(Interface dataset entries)
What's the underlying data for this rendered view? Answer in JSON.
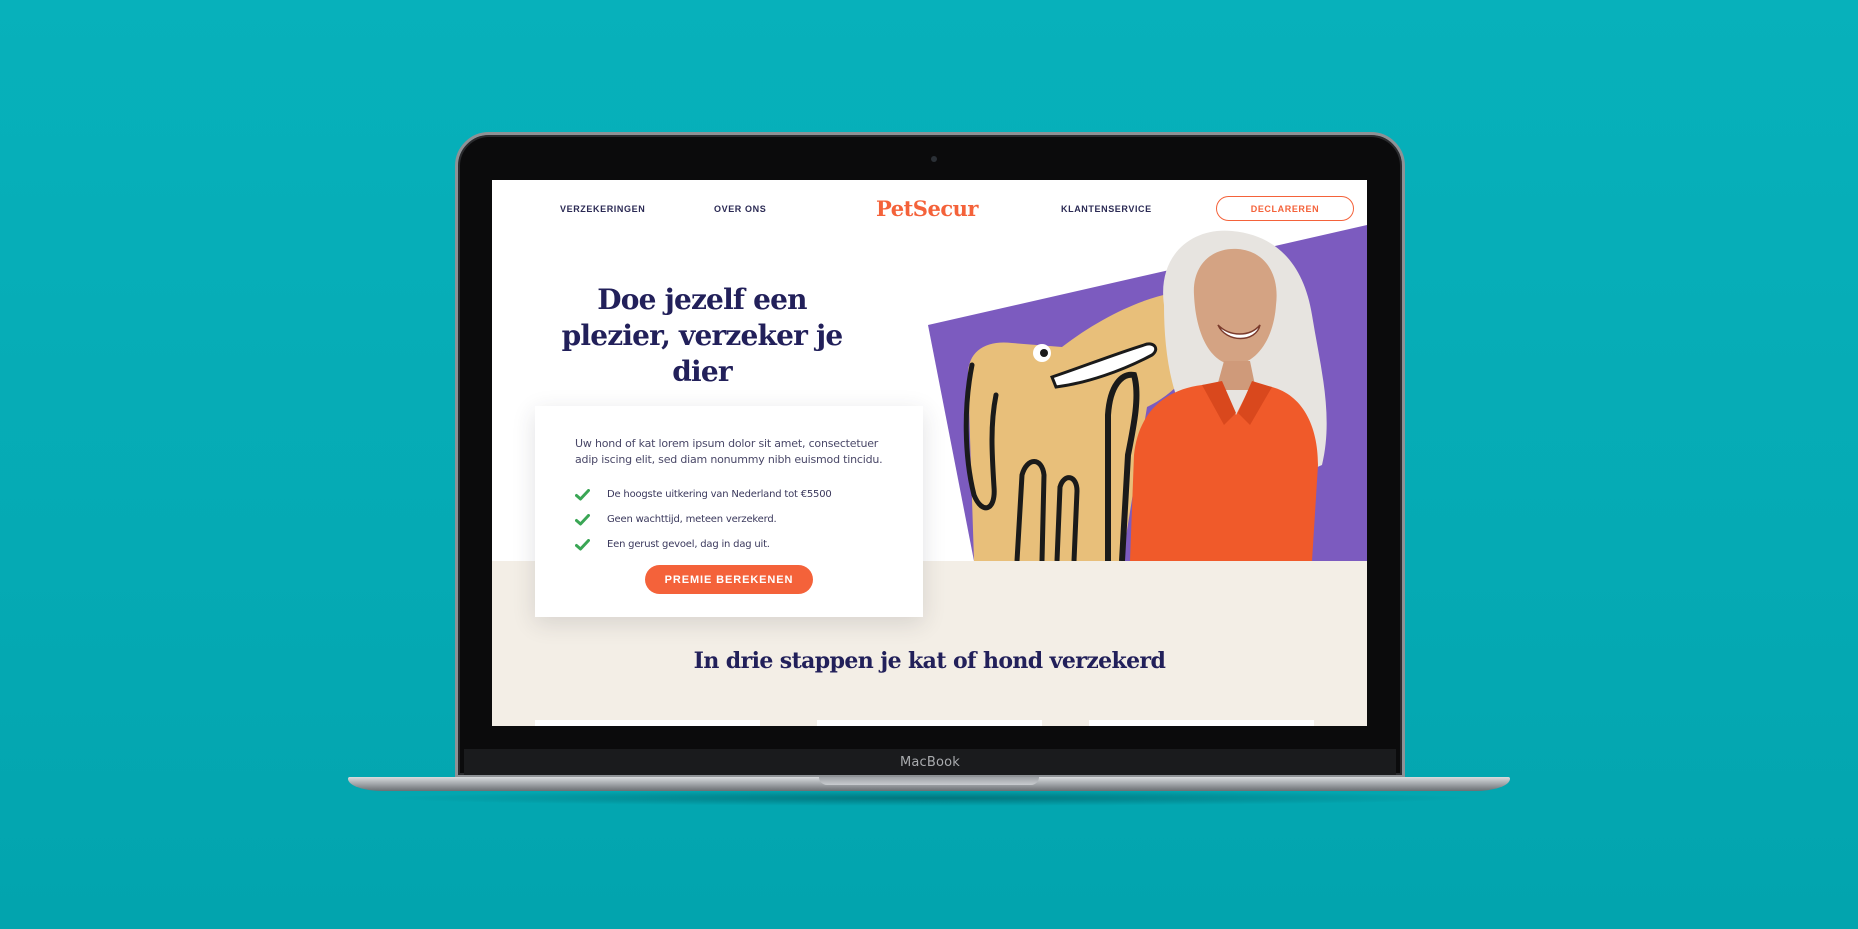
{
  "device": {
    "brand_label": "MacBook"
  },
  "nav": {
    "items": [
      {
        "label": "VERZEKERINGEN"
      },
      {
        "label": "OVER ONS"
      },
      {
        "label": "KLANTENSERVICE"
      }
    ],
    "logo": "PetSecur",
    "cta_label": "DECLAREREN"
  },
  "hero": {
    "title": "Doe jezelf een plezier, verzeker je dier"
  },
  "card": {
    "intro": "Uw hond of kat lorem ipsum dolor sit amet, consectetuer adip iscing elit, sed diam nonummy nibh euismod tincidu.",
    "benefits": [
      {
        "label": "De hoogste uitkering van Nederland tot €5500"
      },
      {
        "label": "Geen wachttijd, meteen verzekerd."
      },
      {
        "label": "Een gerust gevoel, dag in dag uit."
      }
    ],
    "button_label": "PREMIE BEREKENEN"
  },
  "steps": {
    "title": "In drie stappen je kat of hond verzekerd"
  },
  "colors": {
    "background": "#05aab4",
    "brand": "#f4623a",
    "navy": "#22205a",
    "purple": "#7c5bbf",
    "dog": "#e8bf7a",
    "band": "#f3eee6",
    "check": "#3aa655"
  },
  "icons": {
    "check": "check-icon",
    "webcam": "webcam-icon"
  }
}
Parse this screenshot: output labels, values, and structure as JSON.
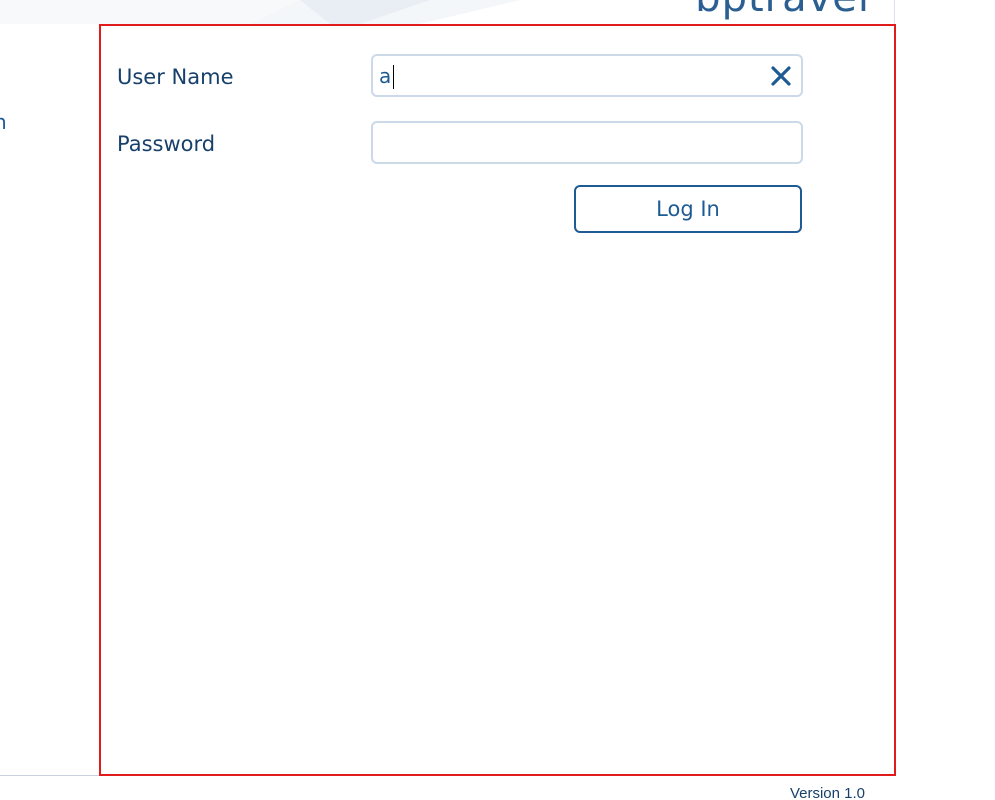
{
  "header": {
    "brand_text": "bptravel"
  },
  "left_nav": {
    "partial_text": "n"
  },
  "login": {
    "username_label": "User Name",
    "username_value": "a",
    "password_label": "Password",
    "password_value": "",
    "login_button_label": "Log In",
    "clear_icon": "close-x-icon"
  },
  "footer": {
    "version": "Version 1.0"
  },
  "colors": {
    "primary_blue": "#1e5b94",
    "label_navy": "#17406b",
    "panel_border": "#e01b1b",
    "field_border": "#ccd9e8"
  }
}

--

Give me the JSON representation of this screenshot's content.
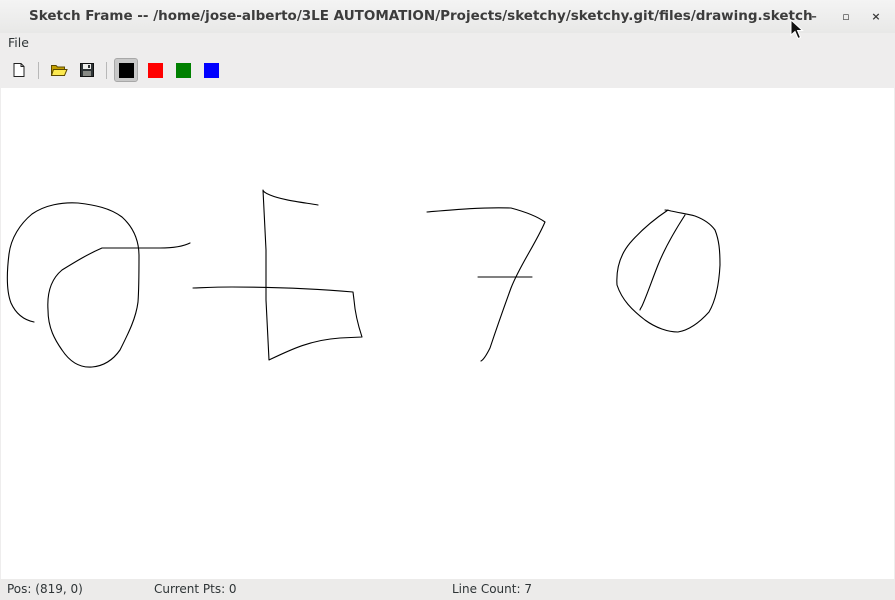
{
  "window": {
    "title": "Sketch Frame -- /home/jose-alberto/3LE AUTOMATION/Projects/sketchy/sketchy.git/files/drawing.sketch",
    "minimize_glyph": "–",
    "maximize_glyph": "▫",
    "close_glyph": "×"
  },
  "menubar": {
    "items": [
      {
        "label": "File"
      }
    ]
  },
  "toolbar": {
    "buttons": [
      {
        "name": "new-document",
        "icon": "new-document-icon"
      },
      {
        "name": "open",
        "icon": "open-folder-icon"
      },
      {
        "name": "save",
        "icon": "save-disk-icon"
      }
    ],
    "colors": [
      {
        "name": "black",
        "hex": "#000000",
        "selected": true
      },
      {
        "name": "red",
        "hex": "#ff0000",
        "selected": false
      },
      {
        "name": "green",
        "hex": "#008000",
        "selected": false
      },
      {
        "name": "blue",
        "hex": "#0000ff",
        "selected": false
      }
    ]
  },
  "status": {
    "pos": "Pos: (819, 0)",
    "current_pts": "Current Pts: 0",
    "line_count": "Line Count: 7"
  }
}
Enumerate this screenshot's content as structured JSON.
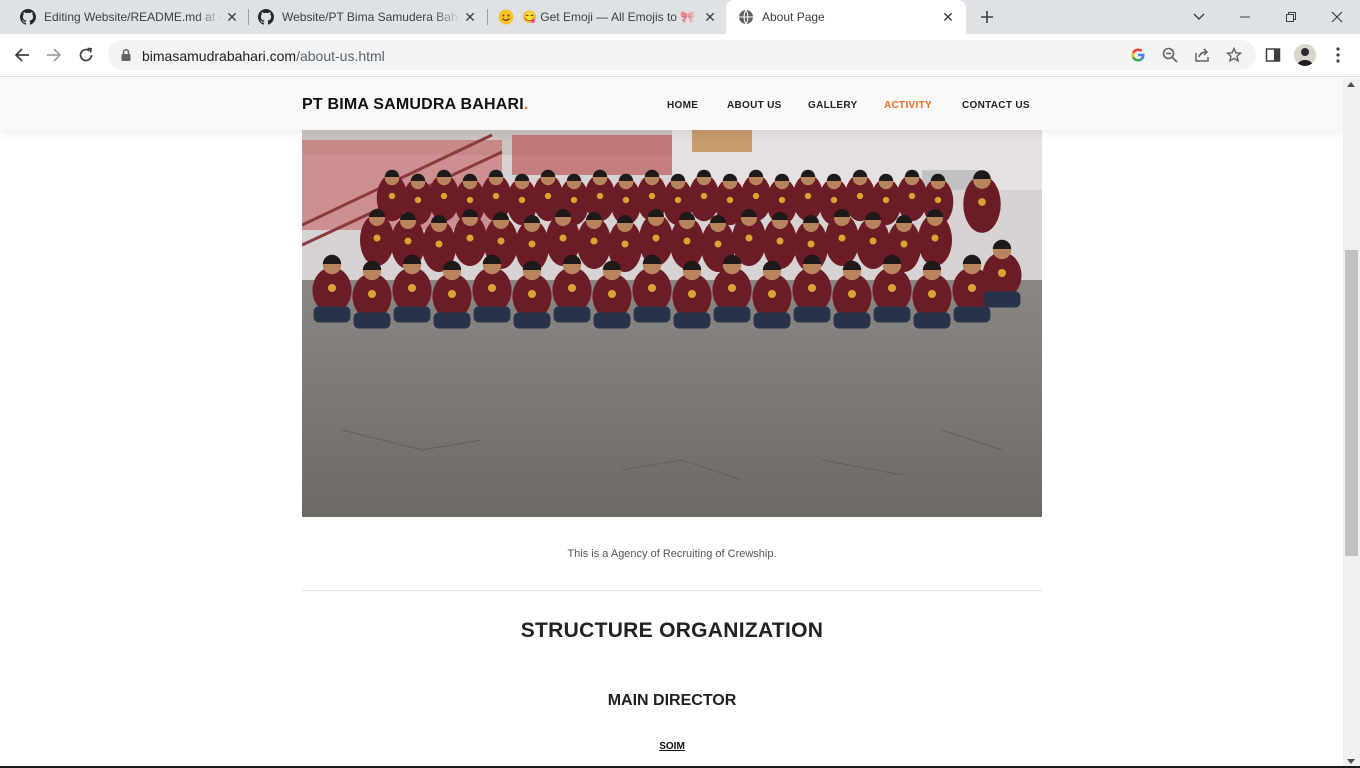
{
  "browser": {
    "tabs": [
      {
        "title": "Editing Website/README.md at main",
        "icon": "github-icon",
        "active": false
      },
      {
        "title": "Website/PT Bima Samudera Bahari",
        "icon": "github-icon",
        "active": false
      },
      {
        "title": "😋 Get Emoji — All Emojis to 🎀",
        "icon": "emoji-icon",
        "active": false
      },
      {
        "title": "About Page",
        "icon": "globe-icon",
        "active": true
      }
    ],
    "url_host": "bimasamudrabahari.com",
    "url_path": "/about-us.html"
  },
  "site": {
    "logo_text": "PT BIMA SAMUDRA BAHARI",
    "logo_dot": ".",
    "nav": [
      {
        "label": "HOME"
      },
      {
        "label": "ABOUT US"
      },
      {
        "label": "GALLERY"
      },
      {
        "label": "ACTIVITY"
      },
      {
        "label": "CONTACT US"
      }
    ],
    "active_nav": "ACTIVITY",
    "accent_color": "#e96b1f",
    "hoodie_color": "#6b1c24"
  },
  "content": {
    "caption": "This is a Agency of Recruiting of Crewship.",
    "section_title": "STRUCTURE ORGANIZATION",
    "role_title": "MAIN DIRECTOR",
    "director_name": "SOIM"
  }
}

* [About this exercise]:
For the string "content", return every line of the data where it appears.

* [Answer area]:
Give me the JSON representation of this screenshot's content.
Enumerate this screenshot's content as structured JSON.
  "content": {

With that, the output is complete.